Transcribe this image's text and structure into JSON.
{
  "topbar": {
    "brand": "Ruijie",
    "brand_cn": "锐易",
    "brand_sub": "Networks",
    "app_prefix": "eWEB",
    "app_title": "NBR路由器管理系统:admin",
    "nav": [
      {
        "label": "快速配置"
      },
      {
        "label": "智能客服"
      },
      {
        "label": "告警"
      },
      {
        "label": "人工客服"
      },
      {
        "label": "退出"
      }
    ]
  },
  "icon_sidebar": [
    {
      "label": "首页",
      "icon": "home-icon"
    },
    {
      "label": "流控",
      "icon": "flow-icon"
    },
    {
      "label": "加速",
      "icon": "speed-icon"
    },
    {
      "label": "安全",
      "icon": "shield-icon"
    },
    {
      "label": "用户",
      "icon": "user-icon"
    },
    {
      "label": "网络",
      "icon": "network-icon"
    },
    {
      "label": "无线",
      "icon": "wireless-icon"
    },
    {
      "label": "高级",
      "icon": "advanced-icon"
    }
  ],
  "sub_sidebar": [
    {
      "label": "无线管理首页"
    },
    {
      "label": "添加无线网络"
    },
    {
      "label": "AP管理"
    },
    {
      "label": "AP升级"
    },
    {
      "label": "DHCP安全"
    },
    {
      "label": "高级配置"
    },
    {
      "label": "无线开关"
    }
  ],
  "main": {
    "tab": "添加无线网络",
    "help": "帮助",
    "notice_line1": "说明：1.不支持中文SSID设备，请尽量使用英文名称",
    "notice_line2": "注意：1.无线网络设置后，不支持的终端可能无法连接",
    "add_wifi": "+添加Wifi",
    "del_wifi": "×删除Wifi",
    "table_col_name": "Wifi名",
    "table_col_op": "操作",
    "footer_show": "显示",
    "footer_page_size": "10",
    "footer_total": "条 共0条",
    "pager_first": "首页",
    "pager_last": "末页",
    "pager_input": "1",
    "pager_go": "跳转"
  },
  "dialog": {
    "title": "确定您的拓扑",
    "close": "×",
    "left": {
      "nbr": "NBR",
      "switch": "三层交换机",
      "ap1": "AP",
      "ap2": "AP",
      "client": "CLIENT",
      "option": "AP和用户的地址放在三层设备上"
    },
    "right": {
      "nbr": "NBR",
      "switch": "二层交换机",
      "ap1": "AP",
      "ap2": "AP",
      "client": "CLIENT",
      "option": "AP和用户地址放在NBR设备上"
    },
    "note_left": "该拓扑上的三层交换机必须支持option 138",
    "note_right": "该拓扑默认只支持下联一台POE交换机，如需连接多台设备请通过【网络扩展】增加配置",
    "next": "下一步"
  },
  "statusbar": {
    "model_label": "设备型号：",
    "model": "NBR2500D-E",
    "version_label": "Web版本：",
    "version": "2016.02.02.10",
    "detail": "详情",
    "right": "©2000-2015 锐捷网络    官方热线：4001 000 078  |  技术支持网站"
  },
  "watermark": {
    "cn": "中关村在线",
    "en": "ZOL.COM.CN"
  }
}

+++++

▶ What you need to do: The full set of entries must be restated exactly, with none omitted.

▶ Expected answer:
Transcribe this image's text and structure into JSON.
{
  "topbar": {
    "brand": "Ruijie",
    "brand_cn": "锐易",
    "brand_sub": "Networks",
    "app_prefix": "eWEB",
    "app_title": "NBR路由器管理系统:admin",
    "nav": [
      {
        "label": "快速配置"
      },
      {
        "label": "智能客服"
      },
      {
        "label": "告警"
      },
      {
        "label": "人工客服"
      },
      {
        "label": "退出"
      }
    ]
  },
  "icon_sidebar": [
    {
      "label": "首页",
      "icon": "home-icon"
    },
    {
      "label": "流控",
      "icon": "flow-icon"
    },
    {
      "label": "加速",
      "icon": "speed-icon"
    },
    {
      "label": "安全",
      "icon": "shield-icon"
    },
    {
      "label": "用户",
      "icon": "user-icon"
    },
    {
      "label": "网络",
      "icon": "network-icon"
    },
    {
      "label": "无线",
      "icon": "wireless-icon"
    },
    {
      "label": "高级",
      "icon": "advanced-icon"
    }
  ],
  "sub_sidebar": [
    {
      "label": "无线管理首页"
    },
    {
      "label": "添加无线网络"
    },
    {
      "label": "AP管理"
    },
    {
      "label": "AP升级"
    },
    {
      "label": "DHCP安全"
    },
    {
      "label": "高级配置"
    },
    {
      "label": "无线开关"
    }
  ],
  "main": {
    "tab": "添加无线网络",
    "help": "帮助",
    "notice_line1": "说明：1.不支持中文SSID设备，请尽量使用英文名称",
    "notice_line2": "注意：1.无线网络设置后，不支持的终端可能无法连接",
    "add_wifi": "+添加Wifi",
    "del_wifi": "×删除Wifi",
    "table_col_name": "Wifi名",
    "table_col_op": "操作",
    "footer_show": "显示",
    "footer_page_size": "10",
    "footer_total": "条 共0条",
    "pager_first": "首页",
    "pager_last": "末页",
    "pager_input": "1",
    "pager_go": "跳转"
  },
  "dialog": {
    "title": "确定您的拓扑",
    "close": "×",
    "left": {
      "nbr": "NBR",
      "switch": "三层交换机",
      "ap1": "AP",
      "ap2": "AP",
      "client": "CLIENT",
      "option": "AP和用户的地址放在三层设备上"
    },
    "right": {
      "nbr": "NBR",
      "switch": "二层交换机",
      "ap1": "AP",
      "ap2": "AP",
      "client": "CLIENT",
      "option": "AP和用户地址放在NBR设备上"
    },
    "note_left": "该拓扑上的三层交换机必须支持option 138",
    "note_right": "该拓扑默认只支持下联一台POE交换机，如需连接多台设备请通过【网络扩展】增加配置",
    "next": "下一步"
  },
  "statusbar": {
    "model_label": "设备型号：",
    "model": "NBR2500D-E",
    "version_label": "Web版本：",
    "version": "2016.02.02.10",
    "detail": "详情",
    "right": "©2000-2015 锐捷网络    官方热线：4001 000 078  |  技术支持网站"
  },
  "watermark": {
    "cn": "中关村在线",
    "en": "ZOL.COM.CN"
  }
}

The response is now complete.